Well, I opted for a fallback plan. Lobster pots were present. I figured that any feeding fish would be clustered in the general area of the string of floats that crosses the point. I worked the skunk off with a single sandie early on, on the same AA tail. Then it came to me. What if I put a couple lures back and putted around to locate a little life? Out came a Tady 45 mack pattern for the 30lb rod, and a colt sniper for the 20lb. By then I had drifted a 1/2 mile south, and the sun was peeking up over P.V. I pointed roughly back to mid-way between the red bouy and the point, and was clocking about 3 mph on the Navionics speedo. I must have been pointed up current. Getting back to the point took a little more motoring than I thought. I resolved to watch the rods.
I'm looking at the 30lb rod tip's wobbling, thinking "wonder what that tady looks like at this speed?" when I see a little twitch, followed by major bendo! I pluck the rod from its place in my oarlocks, and take a test pull on it. A heavy customer pulled at the other end. I thought about clearing the other line, and decided "nope, got bigger fish to fry". I had no idea what was on the other end. Being a realist, I thought it was probably a pesky BSB. Then, a cap on my daiwa sealine x40sha handle pops off the handle. Well, it worsened. Both caps popped off, a spring popped out, the end of the spring skewered me in a finger, and the handle popped off it's spindle. I shoved it back on and continued. By this time, about 4
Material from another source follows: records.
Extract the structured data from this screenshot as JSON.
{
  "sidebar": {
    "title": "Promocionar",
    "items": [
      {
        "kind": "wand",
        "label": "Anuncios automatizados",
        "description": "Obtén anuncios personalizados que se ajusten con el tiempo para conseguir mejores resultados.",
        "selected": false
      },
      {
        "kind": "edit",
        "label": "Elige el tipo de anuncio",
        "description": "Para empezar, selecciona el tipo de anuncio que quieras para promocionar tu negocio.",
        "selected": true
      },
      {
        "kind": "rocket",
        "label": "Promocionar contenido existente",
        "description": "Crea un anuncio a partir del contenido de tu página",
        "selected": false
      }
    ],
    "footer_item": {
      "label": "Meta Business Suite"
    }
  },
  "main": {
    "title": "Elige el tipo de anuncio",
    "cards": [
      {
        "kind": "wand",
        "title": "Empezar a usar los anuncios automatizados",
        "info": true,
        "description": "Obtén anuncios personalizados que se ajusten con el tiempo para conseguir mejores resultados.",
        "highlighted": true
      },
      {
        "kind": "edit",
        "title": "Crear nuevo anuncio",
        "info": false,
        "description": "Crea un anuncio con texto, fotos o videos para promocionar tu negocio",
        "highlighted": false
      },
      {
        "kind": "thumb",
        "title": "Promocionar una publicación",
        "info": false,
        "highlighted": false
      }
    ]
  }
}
mins into the fight, I'm wondering WTF kinda fish it is, and whether its at color yet. I look down, and see in the distance a beautiful silvery silhouette, and know its the Avon's first yellowtail. I consider how to get it in the boat without a gaff, and realize it shouldn't be that hard. The fish lifts up to the surface, I grab for a gillplate instead of the jig, and hoist it in. By the time I see how big she is, I realize I don't need any more fish for the day, and I can get back in early.
Well, I love fishing. So, I figured I still had productive water on the way back to the dock. Jigs go back in, and I keep working my way around the point. I nailed a 3lb calico on the tady rounding the point. Now. before you think "Wow, how easy that was!", I hung up the sniper a couple times on stops. I hung up both jigs a couple times on kelp. I had to dodge lobster floats. I had to re-rig the 30 lb rod with a Penn 500 with an intact handle. I had to avoid the rest of the boaters and their chum-zone areas.
I also stack two rods crossways in oarlocks of a boat less than 9 feet long. So, after I rounded the point, when the 20lb rod bent into a spaghetti noodle, and peeled off a couple runs, I struggled a little to free it from the oarlocks. By that time, whatever had a new sniper for lip jewelry had broken off and gone. I retied an Ahi Deception anchovy that SabaSlayer swears by, and proceeded to get harassed by pencil-pikes as I headed down towards Malaga Cove.
By then I had it down to a science. I just kept motoring while I reeled in the cudas, and left the second rod in its oarlock. I got a couple doubles on the pencils. Hitting Malaga, I turned back to the harbor to see what top speed I could get going downswell. Navionics registered a best of 19 MPH for my rig, which is about what I expected. I have yet to refill the tank, but I figure it is about the usual 8 mpg.
As I drove home I called the wife. I told her "put stained shirts on all of our boys, I need help unloading." Only one really dove into the task. Very good quality ceviche soon followed. I feel truly blessed with a tasty fish.